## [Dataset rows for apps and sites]
§ §

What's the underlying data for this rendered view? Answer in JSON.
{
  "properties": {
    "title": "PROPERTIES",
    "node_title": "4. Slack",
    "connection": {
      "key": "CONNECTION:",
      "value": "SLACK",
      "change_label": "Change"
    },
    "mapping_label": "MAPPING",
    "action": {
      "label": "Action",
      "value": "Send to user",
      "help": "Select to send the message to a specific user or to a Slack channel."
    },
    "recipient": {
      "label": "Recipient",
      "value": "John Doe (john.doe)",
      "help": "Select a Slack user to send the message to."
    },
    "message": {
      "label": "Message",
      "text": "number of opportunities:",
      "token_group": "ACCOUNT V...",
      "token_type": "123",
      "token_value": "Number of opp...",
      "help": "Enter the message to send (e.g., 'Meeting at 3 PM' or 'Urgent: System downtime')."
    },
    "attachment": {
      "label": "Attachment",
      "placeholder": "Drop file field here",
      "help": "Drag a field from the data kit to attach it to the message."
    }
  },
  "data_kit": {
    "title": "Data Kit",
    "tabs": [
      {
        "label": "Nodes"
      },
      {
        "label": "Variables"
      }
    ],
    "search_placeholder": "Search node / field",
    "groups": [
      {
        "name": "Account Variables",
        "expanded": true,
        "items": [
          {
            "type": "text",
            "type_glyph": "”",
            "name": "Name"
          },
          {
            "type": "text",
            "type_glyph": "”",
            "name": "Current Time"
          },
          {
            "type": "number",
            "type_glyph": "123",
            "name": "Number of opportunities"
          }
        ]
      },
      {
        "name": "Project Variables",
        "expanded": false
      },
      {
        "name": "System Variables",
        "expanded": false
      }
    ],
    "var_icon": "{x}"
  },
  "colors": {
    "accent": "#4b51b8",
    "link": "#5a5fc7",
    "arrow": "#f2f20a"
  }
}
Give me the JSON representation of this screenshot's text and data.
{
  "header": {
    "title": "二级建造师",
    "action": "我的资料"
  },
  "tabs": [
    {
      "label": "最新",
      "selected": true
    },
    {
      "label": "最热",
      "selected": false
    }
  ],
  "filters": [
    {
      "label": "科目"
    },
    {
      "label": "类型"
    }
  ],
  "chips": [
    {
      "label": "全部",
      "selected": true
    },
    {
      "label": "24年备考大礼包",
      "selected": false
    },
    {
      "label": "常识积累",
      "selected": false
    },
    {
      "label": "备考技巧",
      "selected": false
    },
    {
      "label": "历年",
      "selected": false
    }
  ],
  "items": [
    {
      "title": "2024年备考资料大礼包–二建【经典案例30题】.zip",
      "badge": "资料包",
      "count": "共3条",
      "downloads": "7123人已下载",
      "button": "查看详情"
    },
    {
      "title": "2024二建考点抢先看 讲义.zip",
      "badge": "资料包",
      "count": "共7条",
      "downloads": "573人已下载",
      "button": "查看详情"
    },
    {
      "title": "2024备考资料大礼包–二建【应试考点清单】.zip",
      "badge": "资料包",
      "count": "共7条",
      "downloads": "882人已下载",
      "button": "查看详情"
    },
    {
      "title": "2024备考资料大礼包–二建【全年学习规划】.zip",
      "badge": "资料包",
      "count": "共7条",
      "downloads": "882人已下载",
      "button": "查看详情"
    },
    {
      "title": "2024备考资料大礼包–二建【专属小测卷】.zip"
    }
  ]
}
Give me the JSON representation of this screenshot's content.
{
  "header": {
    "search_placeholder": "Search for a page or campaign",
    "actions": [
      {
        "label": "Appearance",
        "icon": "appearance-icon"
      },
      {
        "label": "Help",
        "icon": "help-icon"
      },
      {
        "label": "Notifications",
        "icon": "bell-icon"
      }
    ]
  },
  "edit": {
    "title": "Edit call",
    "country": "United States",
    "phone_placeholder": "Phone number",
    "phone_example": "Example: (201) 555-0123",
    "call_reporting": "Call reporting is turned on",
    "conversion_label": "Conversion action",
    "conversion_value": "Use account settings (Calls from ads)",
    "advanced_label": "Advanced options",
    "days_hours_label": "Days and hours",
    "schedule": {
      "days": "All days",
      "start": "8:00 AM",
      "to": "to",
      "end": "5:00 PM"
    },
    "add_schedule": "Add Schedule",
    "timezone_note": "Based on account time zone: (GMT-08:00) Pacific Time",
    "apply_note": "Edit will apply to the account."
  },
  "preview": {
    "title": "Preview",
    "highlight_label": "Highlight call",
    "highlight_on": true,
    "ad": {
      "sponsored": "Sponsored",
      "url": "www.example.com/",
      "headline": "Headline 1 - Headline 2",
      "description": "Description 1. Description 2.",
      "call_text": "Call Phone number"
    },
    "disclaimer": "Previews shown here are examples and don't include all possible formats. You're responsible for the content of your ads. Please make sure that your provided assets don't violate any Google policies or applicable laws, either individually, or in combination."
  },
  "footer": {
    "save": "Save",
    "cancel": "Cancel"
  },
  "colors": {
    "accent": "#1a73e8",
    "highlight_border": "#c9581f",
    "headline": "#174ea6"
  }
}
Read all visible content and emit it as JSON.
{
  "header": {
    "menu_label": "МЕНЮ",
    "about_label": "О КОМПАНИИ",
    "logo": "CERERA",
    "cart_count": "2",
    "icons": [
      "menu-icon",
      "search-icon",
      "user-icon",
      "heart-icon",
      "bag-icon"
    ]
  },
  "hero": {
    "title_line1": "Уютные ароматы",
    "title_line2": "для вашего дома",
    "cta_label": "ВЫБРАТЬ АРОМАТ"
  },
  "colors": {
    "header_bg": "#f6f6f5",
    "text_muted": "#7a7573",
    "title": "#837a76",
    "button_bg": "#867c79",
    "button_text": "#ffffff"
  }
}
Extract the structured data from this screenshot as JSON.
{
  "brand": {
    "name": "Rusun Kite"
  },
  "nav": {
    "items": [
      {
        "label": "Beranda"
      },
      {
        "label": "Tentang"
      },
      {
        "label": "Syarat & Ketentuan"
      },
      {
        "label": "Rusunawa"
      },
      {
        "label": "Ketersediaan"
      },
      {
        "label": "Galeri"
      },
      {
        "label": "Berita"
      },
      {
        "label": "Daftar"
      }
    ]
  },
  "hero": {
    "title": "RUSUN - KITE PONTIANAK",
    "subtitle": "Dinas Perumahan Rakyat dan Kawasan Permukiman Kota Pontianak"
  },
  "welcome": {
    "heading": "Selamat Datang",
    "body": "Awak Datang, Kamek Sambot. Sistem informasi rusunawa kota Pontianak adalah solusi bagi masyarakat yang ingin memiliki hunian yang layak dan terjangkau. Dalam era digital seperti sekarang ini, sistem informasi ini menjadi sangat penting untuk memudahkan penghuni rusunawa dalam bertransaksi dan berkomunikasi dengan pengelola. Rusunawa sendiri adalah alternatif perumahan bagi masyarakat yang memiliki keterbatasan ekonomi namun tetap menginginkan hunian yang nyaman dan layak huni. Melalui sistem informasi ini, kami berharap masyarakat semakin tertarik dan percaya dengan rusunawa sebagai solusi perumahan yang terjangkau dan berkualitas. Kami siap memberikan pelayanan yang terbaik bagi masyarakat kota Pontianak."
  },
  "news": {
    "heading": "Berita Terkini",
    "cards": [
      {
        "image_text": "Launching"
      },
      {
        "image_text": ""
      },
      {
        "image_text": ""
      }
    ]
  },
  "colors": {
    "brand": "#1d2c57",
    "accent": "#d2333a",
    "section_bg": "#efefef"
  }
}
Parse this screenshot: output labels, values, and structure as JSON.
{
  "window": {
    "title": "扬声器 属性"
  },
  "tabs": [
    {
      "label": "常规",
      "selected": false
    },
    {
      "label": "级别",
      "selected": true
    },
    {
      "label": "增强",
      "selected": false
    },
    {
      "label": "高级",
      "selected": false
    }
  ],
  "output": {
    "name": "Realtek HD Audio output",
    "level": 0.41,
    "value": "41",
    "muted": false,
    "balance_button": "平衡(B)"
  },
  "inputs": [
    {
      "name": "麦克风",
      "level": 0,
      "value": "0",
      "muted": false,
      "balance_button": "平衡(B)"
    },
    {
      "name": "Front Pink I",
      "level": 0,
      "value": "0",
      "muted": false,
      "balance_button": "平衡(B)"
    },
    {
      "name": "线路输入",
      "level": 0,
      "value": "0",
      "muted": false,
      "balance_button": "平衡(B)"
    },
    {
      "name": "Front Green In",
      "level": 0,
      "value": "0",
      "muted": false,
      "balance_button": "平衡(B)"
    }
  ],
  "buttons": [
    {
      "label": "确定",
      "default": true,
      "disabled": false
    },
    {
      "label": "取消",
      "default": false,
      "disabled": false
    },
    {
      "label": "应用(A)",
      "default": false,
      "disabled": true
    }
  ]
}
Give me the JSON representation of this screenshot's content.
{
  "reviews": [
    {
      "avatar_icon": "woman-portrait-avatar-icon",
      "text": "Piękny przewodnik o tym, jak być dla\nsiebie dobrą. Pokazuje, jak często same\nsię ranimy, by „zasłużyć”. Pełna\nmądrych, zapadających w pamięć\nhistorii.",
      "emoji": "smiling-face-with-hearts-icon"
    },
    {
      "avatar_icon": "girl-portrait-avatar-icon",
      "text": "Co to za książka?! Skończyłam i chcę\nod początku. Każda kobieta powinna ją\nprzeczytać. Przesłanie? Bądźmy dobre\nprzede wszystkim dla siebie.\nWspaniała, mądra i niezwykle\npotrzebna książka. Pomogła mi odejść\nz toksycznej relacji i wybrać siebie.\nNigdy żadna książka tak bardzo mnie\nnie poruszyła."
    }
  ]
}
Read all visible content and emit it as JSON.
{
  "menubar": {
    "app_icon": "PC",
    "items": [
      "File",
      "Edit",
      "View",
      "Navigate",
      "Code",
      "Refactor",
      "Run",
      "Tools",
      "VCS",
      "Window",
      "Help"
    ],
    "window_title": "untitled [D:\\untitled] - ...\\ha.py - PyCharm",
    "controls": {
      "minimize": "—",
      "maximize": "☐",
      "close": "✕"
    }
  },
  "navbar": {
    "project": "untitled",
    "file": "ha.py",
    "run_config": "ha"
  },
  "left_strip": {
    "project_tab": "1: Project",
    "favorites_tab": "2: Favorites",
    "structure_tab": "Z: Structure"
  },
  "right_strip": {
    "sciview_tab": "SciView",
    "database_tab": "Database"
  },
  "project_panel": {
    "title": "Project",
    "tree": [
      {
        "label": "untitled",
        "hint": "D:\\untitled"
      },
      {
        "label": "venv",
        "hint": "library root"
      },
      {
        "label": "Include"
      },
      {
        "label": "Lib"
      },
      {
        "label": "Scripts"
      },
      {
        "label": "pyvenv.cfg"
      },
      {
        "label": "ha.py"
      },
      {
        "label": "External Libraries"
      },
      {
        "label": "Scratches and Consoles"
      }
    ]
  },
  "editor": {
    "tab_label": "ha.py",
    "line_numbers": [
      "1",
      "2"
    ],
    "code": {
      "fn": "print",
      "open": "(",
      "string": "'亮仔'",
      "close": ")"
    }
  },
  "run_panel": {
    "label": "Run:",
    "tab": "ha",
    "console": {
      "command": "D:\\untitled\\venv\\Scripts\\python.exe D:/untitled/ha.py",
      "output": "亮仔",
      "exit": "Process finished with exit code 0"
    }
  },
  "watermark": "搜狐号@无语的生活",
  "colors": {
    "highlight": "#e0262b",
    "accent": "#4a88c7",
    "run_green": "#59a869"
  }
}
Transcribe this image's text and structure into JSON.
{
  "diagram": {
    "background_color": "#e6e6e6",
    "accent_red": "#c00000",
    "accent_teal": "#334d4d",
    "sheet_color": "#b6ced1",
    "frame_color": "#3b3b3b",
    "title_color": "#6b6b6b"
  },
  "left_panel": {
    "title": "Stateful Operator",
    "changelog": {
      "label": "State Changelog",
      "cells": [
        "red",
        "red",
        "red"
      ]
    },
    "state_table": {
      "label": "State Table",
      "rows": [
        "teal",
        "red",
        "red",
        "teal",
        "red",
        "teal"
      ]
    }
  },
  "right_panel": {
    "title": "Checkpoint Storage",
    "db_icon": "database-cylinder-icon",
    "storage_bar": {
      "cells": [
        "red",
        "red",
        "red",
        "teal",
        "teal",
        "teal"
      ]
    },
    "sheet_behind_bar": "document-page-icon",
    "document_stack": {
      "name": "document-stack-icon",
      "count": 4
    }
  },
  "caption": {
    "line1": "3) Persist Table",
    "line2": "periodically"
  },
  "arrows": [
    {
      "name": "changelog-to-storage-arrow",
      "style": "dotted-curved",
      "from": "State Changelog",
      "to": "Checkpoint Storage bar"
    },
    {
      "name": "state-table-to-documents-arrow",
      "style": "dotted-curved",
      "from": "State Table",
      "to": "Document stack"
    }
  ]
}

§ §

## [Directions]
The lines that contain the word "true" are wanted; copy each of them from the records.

## [Solution for this problem]
        "expanded": true,
      "selected": true
      "selected": true
    "highlight_on": true,
      "selected": true
      "default": true,
      "disabled": true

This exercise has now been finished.